Reproduce the material that follows exactly, with no line left out.

§ **DATASET ENTRIES**:
────

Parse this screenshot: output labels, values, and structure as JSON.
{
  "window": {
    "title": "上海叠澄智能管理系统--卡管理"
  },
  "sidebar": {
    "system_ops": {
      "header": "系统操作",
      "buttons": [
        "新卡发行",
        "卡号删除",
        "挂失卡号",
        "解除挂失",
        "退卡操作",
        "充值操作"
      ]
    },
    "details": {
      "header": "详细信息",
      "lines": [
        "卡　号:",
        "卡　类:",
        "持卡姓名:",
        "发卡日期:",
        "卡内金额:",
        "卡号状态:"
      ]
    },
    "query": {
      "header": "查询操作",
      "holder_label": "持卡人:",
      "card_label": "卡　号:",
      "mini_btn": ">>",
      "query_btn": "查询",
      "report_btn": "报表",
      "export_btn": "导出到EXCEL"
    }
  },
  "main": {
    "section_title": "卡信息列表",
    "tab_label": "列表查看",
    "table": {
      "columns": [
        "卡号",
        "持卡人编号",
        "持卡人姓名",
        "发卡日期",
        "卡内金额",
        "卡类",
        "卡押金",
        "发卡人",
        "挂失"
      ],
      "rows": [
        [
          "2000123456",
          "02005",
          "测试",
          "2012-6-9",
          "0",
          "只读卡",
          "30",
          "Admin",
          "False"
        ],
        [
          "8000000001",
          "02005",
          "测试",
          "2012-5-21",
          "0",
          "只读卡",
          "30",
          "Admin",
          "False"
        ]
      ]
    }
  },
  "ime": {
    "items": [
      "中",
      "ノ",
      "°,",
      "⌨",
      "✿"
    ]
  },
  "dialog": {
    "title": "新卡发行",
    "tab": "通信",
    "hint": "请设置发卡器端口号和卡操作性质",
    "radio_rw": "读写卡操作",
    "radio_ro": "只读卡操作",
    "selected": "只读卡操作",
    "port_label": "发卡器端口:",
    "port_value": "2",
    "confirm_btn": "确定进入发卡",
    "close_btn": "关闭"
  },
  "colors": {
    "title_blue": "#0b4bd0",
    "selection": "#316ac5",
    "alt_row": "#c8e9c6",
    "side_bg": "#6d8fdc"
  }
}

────

§ **RESULT OF THIS EXERCISE**:
Parse this screenshot: output labels, values, and structure as JSON.
{
  "window": {
    "title": "上海叠澄智能管理系统--卡管理"
  },
  "sidebar": {
    "system_ops": {
      "header": "系统操作",
      "buttons": [
        "新卡发行",
        "卡号删除",
        "挂失卡号",
        "解除挂失",
        "退卡操作",
        "充值操作"
      ]
    },
    "details": {
      "header": "详细信息",
      "lines": [
        "卡　号:",
        "卡　类:",
        "持卡姓名:",
        "发卡日期:",
        "卡内金额:",
        "卡号状态:"
      ]
    },
    "query": {
      "header": "查询操作",
      "holder_label": "持卡人:",
      "card_label": "卡　号:",
      "mini_btn": ">>",
      "query_btn": "查询",
      "report_btn": "报表",
      "export_btn": "导出到EXCEL"
    }
  },
  "main": {
    "section_title": "卡信息列表",
    "tab_label": "列表查看",
    "table": {
      "columns": [
        "卡号",
        "持卡人编号",
        "持卡人姓名",
        "发卡日期",
        "卡内金额",
        "卡类",
        "卡押金",
        "发卡人",
        "挂失"
      ],
      "rows": [
        [
          "2000123456",
          "02005",
          "测试",
          "2012-6-9",
          "0",
          "只读卡",
          "30",
          "Admin",
          "False"
        ],
        [
          "8000000001",
          "02005",
          "测试",
          "2012-5-21",
          "0",
          "只读卡",
          "30",
          "Admin",
          "False"
        ]
      ]
    }
  },
  "ime": {
    "items": [
      "中",
      "ノ",
      "°,",
      "⌨",
      "✿"
    ]
  },
  "dialog": {
    "title": "新卡发行",
    "tab": "通信",
    "hint": "请设置发卡器端口号和卡操作性质",
    "radio_rw": "读写卡操作",
    "radio_ro": "只读卡操作",
    "selected": "只读卡操作",
    "port_label": "发卡器端口:",
    "port_value": "2",
    "confirm_btn": "确定进入发卡",
    "close_btn": "关闭"
  },
  "colors": {
    "title_blue": "#0b4bd0",
    "selection": "#316ac5",
    "alt_row": "#c8e9c6",
    "side_bg": "#6d8fdc"
  }
}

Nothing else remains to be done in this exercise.